The entries below should appear again in your reply, word for word.

• **ENTRIES PROVIDED**:
◆ ◆ ◆

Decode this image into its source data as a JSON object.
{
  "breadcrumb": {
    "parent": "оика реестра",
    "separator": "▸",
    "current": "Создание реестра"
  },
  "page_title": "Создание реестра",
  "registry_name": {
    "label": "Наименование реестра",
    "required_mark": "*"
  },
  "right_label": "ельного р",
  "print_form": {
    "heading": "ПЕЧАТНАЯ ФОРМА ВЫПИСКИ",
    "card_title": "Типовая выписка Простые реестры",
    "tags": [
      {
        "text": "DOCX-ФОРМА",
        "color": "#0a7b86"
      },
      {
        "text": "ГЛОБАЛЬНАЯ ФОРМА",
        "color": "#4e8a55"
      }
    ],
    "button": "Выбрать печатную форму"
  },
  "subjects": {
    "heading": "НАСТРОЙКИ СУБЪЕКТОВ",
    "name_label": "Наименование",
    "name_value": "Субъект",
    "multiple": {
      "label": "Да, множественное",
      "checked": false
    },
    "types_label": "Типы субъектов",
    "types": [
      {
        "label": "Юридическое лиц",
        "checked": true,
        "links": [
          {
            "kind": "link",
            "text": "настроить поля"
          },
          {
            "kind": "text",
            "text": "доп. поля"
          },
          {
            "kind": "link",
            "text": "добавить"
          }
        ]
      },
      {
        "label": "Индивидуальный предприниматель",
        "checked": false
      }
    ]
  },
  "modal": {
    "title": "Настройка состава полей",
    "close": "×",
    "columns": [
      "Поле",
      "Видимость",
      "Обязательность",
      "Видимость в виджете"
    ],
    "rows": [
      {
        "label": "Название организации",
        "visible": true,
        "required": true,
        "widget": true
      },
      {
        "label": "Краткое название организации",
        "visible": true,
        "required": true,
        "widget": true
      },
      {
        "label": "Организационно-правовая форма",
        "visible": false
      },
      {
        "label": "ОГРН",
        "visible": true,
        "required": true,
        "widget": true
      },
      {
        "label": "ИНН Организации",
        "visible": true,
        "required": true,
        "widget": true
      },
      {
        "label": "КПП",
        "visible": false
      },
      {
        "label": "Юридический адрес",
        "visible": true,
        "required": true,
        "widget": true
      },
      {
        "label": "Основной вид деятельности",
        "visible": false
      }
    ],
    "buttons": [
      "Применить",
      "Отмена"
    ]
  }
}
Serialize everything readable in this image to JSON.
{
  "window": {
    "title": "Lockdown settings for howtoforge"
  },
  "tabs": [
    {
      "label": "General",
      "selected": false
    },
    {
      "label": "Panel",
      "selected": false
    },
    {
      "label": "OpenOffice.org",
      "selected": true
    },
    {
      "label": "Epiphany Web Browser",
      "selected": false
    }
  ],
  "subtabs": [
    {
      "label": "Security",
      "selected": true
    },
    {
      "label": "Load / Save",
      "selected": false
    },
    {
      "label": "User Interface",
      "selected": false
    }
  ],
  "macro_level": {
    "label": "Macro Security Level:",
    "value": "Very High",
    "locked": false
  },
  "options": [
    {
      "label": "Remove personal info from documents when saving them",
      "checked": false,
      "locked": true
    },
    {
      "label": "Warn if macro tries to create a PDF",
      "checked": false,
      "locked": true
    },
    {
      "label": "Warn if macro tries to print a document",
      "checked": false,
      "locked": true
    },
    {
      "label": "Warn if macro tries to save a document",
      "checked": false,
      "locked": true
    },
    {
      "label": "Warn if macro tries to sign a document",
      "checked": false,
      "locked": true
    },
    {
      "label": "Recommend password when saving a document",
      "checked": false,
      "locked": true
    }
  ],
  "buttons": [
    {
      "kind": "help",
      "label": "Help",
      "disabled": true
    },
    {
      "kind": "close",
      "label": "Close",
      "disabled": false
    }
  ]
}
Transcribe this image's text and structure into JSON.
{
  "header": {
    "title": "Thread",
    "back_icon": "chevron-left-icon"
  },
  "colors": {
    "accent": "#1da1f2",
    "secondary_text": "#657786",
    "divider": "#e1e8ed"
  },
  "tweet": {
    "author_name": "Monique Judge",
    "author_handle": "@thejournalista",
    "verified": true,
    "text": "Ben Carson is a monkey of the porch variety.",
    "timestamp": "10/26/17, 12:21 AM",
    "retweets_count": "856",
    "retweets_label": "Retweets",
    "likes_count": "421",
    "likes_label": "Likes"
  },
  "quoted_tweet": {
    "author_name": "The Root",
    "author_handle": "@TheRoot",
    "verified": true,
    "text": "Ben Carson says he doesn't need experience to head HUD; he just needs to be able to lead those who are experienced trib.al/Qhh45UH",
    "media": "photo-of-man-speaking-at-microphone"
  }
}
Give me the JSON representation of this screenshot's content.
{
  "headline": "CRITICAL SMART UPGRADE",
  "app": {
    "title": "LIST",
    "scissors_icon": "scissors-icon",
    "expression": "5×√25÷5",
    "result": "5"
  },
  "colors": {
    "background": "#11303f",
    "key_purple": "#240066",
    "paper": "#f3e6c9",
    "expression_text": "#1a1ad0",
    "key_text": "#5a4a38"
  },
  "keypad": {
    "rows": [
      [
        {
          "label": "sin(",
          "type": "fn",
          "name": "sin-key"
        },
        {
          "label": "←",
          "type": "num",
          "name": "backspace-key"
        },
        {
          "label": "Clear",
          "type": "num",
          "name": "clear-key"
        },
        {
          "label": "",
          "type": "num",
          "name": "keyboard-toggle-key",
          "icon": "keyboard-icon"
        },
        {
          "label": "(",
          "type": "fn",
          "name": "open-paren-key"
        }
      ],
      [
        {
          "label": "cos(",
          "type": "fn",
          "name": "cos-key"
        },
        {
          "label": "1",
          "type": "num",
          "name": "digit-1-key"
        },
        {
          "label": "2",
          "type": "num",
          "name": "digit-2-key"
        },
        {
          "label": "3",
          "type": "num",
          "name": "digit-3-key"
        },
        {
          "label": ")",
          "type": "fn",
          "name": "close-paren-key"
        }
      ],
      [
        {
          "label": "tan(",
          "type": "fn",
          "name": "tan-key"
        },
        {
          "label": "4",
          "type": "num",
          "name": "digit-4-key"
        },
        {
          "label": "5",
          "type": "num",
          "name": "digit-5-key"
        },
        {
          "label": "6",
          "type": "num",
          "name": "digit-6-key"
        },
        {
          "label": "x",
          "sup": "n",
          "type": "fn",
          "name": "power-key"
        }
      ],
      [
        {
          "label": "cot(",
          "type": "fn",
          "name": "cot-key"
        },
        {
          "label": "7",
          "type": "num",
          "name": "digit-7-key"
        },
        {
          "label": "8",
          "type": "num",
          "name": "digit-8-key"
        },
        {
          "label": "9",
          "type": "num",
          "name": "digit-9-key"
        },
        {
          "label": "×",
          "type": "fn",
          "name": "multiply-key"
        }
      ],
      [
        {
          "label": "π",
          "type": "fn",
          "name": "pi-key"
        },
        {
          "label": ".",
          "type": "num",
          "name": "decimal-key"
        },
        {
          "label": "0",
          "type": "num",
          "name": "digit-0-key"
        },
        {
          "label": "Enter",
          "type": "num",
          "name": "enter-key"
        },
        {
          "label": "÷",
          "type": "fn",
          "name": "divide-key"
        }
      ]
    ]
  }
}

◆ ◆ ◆

• **THE ANSWER**:
Decode this image into its source data as a JSON object.
{
  "breadcrumb": {
    "parent": "оика реестра",
    "separator": "▸",
    "current": "Создание реестра"
  },
  "page_title": "Создание реестра",
  "registry_name": {
    "label": "Наименование реестра",
    "required_mark": "*"
  },
  "right_label": "ельного р",
  "print_form": {
    "heading": "ПЕЧАТНАЯ ФОРМА ВЫПИСКИ",
    "card_title": "Типовая выписка Простые реестры",
    "tags": [
      {
        "text": "DOCX-ФОРМА",
        "color": "#0a7b86"
      },
      {
        "text": "ГЛОБАЛЬНАЯ ФОРМА",
        "color": "#4e8a55"
      }
    ],
    "button": "Выбрать печатную форму"
  },
  "subjects": {
    "heading": "НАСТРОЙКИ СУБЪЕКТОВ",
    "name_label": "Наименование",
    "name_value": "Субъект",
    "multiple": {
      "label": "Да, множественное",
      "checked": false
    },
    "types_label": "Типы субъектов",
    "types": [
      {
        "label": "Юридическое лиц",
        "checked": true,
        "links": [
          {
            "kind": "link",
            "text": "настроить поля"
          },
          {
            "kind": "text",
            "text": "доп. поля"
          },
          {
            "kind": "link",
            "text": "добавить"
          }
        ]
      },
      {
        "label": "Индивидуальный предприниматель",
        "checked": false
      }
    ]
  },
  "modal": {
    "title": "Настройка состава полей",
    "close": "×",
    "columns": [
      "Поле",
      "Видимость",
      "Обязательность",
      "Видимость в виджете"
    ],
    "rows": [
      {
        "label": "Название организации",
        "visible": true,
        "required": true,
        "widget": true
      },
      {
        "label": "Краткое название организации",
        "visible": true,
        "required": true,
        "widget": true
      },
      {
        "label": "Организационно-правовая форма",
        "visible": false
      },
      {
        "label": "ОГРН",
        "visible": true,
        "required": true,
        "widget": true
      },
      {
        "label": "ИНН Организации",
        "visible": true,
        "required": true,
        "widget": true
      },
      {
        "label": "КПП",
        "visible": false
      },
      {
        "label": "Юридический адрес",
        "visible": true,
        "required": true,
        "widget": true
      },
      {
        "label": "Основной вид деятельности",
        "visible": false
      }
    ],
    "buttons": [
      "Применить",
      "Отмена"
    ]
  }
}
Serialize everything readable in this image to JSON.
{
  "window": {
    "title": "Lockdown settings for howtoforge"
  },
  "tabs": [
    {
      "label": "General",
      "selected": false
    },
    {
      "label": "Panel",
      "selected": false
    },
    {
      "label": "OpenOffice.org",
      "selected": true
    },
    {
      "label": "Epiphany Web Browser",
      "selected": false
    }
  ],
  "subtabs": [
    {
      "label": "Security",
      "selected": true
    },
    {
      "label": "Load / Save",
      "selected": false
    },
    {
      "label": "User Interface",
      "selected": false
    }
  ],
  "macro_level": {
    "label": "Macro Security Level:",
    "value": "Very High",
    "locked": false
  },
  "options": [
    {
      "label": "Remove personal info from documents when saving them",
      "checked": false,
      "locked": true
    },
    {
      "label": "Warn if macro tries to create a PDF",
      "checked": false,
      "locked": true
    },
    {
      "label": "Warn if macro tries to print a document",
      "checked": false,
      "locked": true
    },
    {
      "label": "Warn if macro tries to save a document",
      "checked": false,
      "locked": true
    },
    {
      "label": "Warn if macro tries to sign a document",
      "checked": false,
      "locked": true
    },
    {
      "label": "Recommend password when saving a document",
      "checked": false,
      "locked": true
    }
  ],
  "buttons": [
    {
      "kind": "help",
      "label": "Help",
      "disabled": true
    },
    {
      "kind": "close",
      "label": "Close",
      "disabled": false
    }
  ]
}
Transcribe this image's text and structure into JSON.
{
  "header": {
    "title": "Thread",
    "back_icon": "chevron-left-icon"
  },
  "colors": {
    "accent": "#1da1f2",
    "secondary_text": "#657786",
    "divider": "#e1e8ed"
  },
  "tweet": {
    "author_name": "Monique Judge",
    "author_handle": "@thejournalista",
    "verified": true,
    "text": "Ben Carson is a monkey of the porch variety.",
    "timestamp": "10/26/17, 12:21 AM",
    "retweets_count": "856",
    "retweets_label": "Retweets",
    "likes_count": "421",
    "likes_label": "Likes"
  },
  "quoted_tweet": {
    "author_name": "The Root",
    "author_handle": "@TheRoot",
    "verified": true,
    "text": "Ben Carson says he doesn't need experience to head HUD; he just needs to be able to lead those who are experienced trib.al/Qhh45UH",
    "media": "photo-of-man-speaking-at-microphone"
  }
}
Give me the JSON representation of this screenshot's content.
{
  "headline": "CRITICAL SMART UPGRADE",
  "app": {
    "title": "LIST",
    "scissors_icon": "scissors-icon",
    "expression": "5×√25÷5",
    "result": "5"
  },
  "colors": {
    "background": "#11303f",
    "key_purple": "#240066",
    "paper": "#f3e6c9",
    "expression_text": "#1a1ad0",
    "key_text": "#5a4a38"
  },
  "keypad": {
    "rows": [
      [
        {
          "label": "sin(",
          "type": "fn",
          "name": "sin-key"
        },
        {
          "label": "←",
          "type": "num",
          "name": "backspace-key"
        },
        {
          "label": "Clear",
          "type": "num",
          "name": "clear-key"
        },
        {
          "label": "",
          "type": "num",
          "name": "keyboard-toggle-key",
          "icon": "keyboard-icon"
        },
        {
          "label": "(",
          "type": "fn",
          "name": "open-paren-key"
        }
      ],
      [
        {
          "label": "cos(",
          "type": "fn",
          "name": "cos-key"
        },
        {
          "label": "1",
          "type": "num",
          "name": "digit-1-key"
        },
        {
          "label": "2",
          "type": "num",
          "name": "digit-2-key"
        },
        {
          "label": "3",
          "type": "num",
          "name": "digit-3-key"
        },
        {
          "label": ")",
          "type": "fn",
          "name": "close-paren-key"
        }
      ],
      [
        {
          "label": "tan(",
          "type": "fn",
          "name": "tan-key"
        },
        {
          "label": "4",
          "type": "num",
          "name": "digit-4-key"
        },
        {
          "label": "5",
          "type": "num",
          "name": "digit-5-key"
        },
        {
          "label": "6",
          "type": "num",
          "name": "digit-6-key"
        },
        {
          "label": "x",
          "sup": "n",
          "type": "fn",
          "name": "power-key"
        }
      ],
      [
        {
          "label": "cot(",
          "type": "fn",
          "name": "cot-key"
        },
        {
          "label": "7",
          "type": "num",
          "name": "digit-7-key"
        },
        {
          "label": "8",
          "type": "num",
          "name": "digit-8-key"
        },
        {
          "label": "9",
          "type": "num",
          "name": "digit-9-key"
        },
        {
          "label": "×",
          "type": "fn",
          "name": "multiply-key"
        }
      ],
      [
        {
          "label": "π",
          "type": "fn",
          "name": "pi-key"
        },
        {
          "label": ".",
          "type": "num",
          "name": "decimal-key"
        },
        {
          "label": "0",
          "type": "num",
          "name": "digit-0-key"
        },
        {
          "label": "Enter",
          "type": "num",
          "name": "enter-key"
        },
        {
          "label": "÷",
          "type": "fn",
          "name": "divide-key"
        }
      ]
    ]
  }
}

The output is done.